Energy Market Update-April 2018
Edge Insights energy experts are constantly monitoring energy market conditions in order to help ensure the best possible pricing and contract terms for our clients. The following report is a snap shot of current conditions intended to help our clients stay informed of market dynamics.
Natural Gas Market Overview:
Lower natural gas prices over the past few weeks have led to an increase in use of gas for electric generation. Production is strong, now almost 20% higher than last year. Natural Gas exports reached a high in February with an estimated 10.7 BCF, but expected to drop back to 9.9 in April.
We’re watching to see what affects the proposed import tariffs could have. The decisions would be “inconsistent with the administration’s goal of continuing the energy renaissance and building world class infrastructure,” said American Petroleum Institute CEO Jack Gerard. “The U.S. oil and natural gas industry, in particular, relies on specialty steel for many of its projects that most U.S. steelmakers don’t supply.
Current Market Movers:
- This time of year, we generally see a pullback of market prices. This is an expected bearish sentiment, as we approach the shoulder season and reduced demand.
Bullish: (higher prices)
- Short term; 3 to 4 week forecasts shows a cool period for the northern tier stretching to Maine. This will cause an extended storage withdrawal season and add support for market prices. (see outlook map)
- Natural gas storage levels are below the 5 year average with an expected volume of 1,350 Bcf by mid-April. The 5 year average is over 1,700 Bcf.
Natural Gas Storage Update:
The storage report for week ending 3/23 shows a withdrawal of 63 Billion Cubic Feet (Bcf). This puts levels at 20% below the 5-year average by 346 Bcf, and 672 Bcf below last year at this time. Current percentage of total capacity is now at 31.6% with 2 weeks of the official heating season remaining.
The following is an excerpt of an article published on the EIA.Gov website.
In 2017, the United States saw substantial increases in exports of all fossil fuels, with exports of crude oil (89% higher than in 2016), petroleum products (11% higher), natural gas (36% higher), and coal (61% higher) all increasing over the prior year. Exports of crude oil and petroleum products both reached record levels. Petroleum products such as gasoline, distillate fuel, propane, and other fuels currently make up the largest share (54%) of U.S. energy exports.

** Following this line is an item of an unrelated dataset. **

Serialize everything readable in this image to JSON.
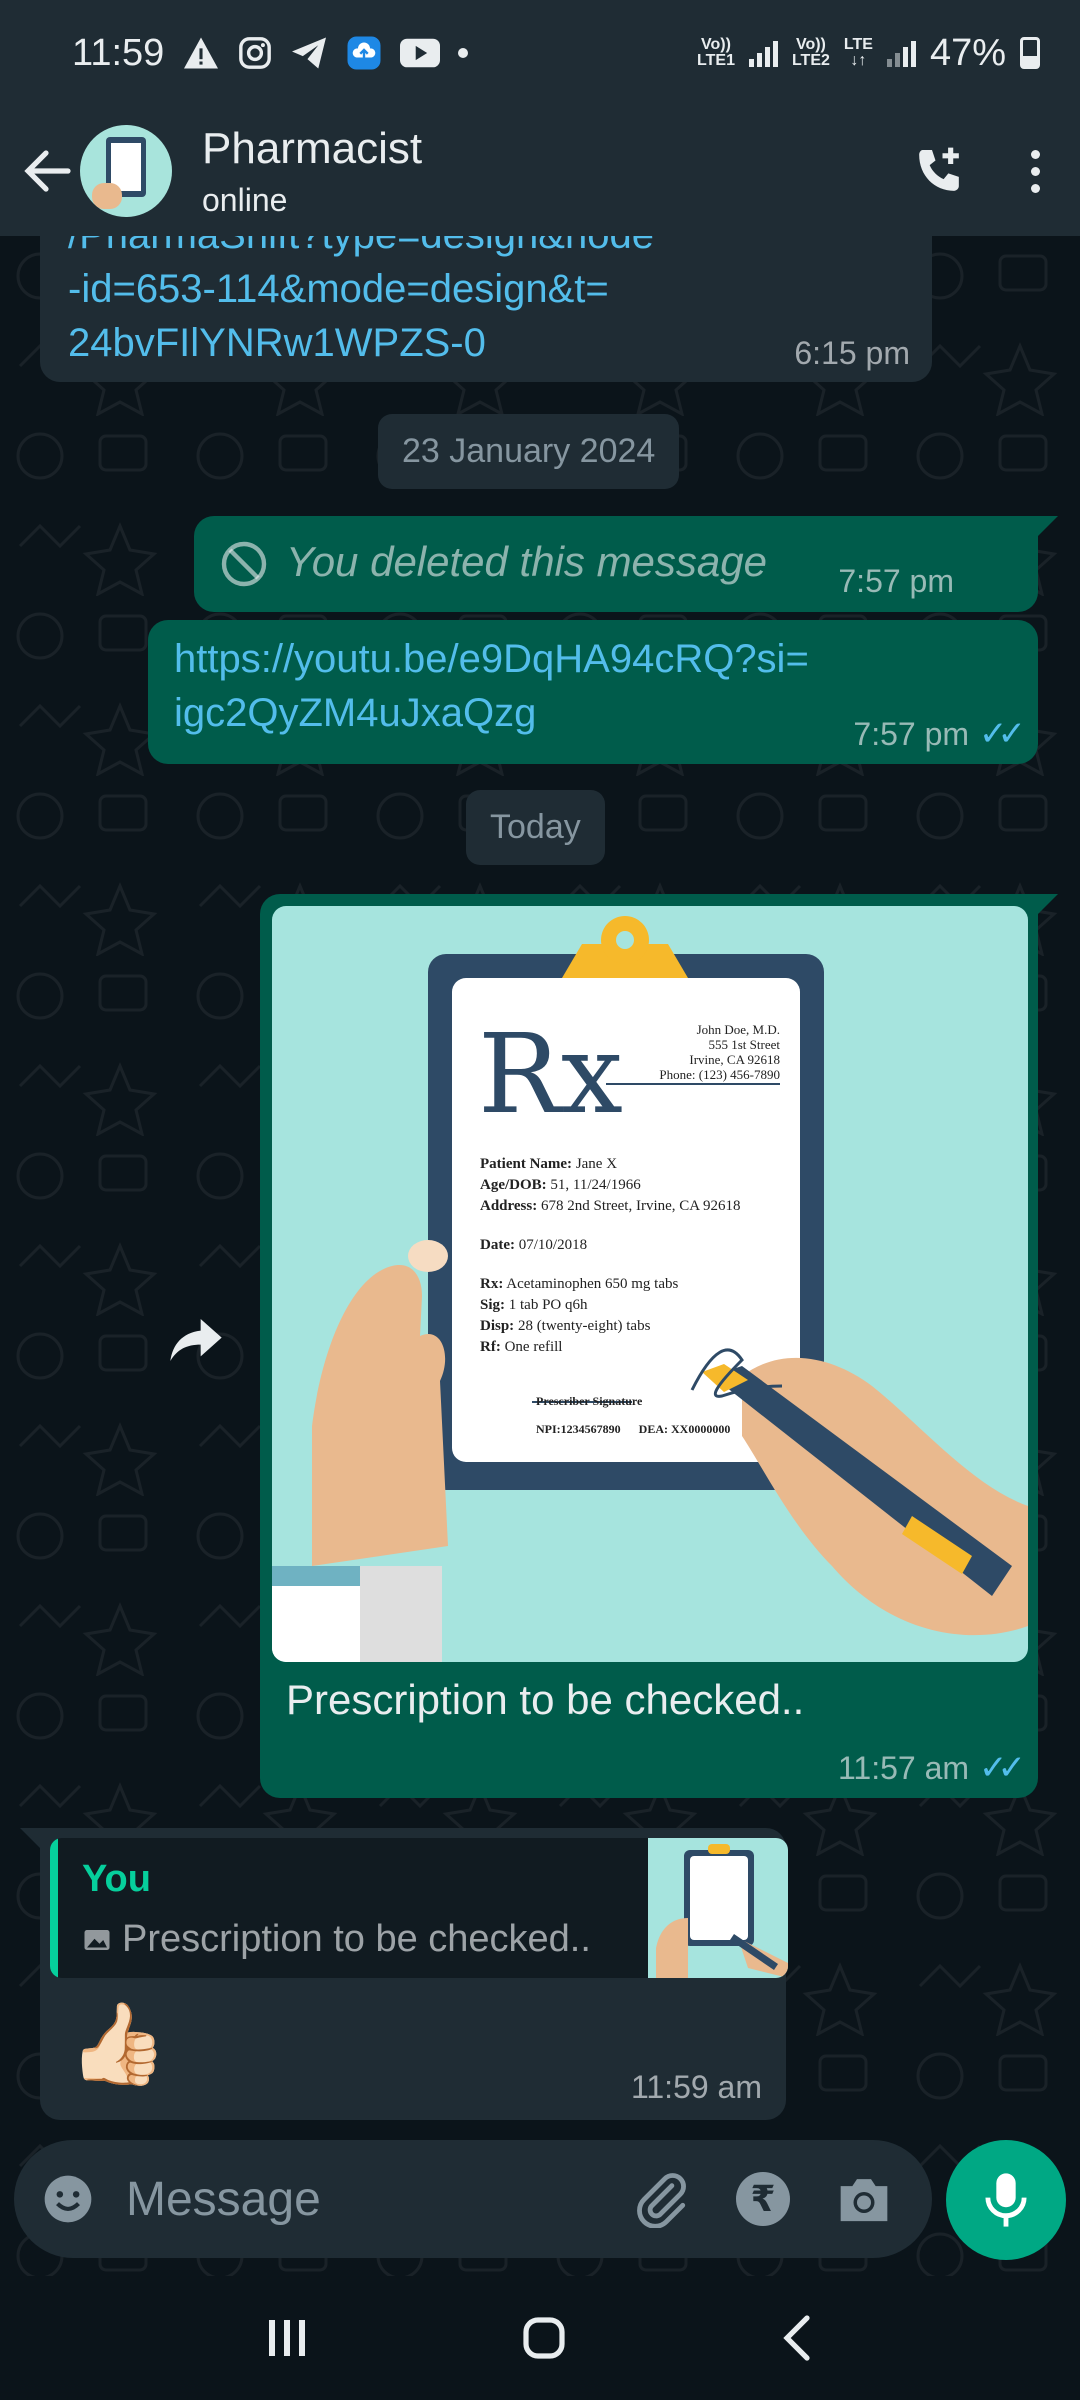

Source: U.S. Energy Information Administration, Monthly Energy Review, Table 1.4a & 1.4b
Note: Other energy exports represent less than 2% of total.
The United States became a net exporter of petroleum products in 2011 and natural gas in 2017. In 2017, the United States was a net exporter of coal, coal coke, petroleum products, natural gas, and biomass, but a net importer of crude oil. Net electricity trade with Mexico and Canada was relatively minimal.
An increase in total U.S. energy production contributed to the decline in net imports in 2017, led by production increases in renewable energy (8%), especially hydropower and wind, as well as production increases in coal (6%), natural gas plant liquids (6%), crude oil (5%), and natural gas (1%). Total U.S. energy consumption was virtually unchanged from the previous year’s level.
We determined the same buying opportunities as last month. Short contract ranks good as we near the shoulder months of spring, while long term contracts continues at a good to excellent.
The market opportunity is a ranking of how we perceive timing of contract purchases or hedging natural gas or electric.
Information provided by the Energy Division of Edge Insights, Inc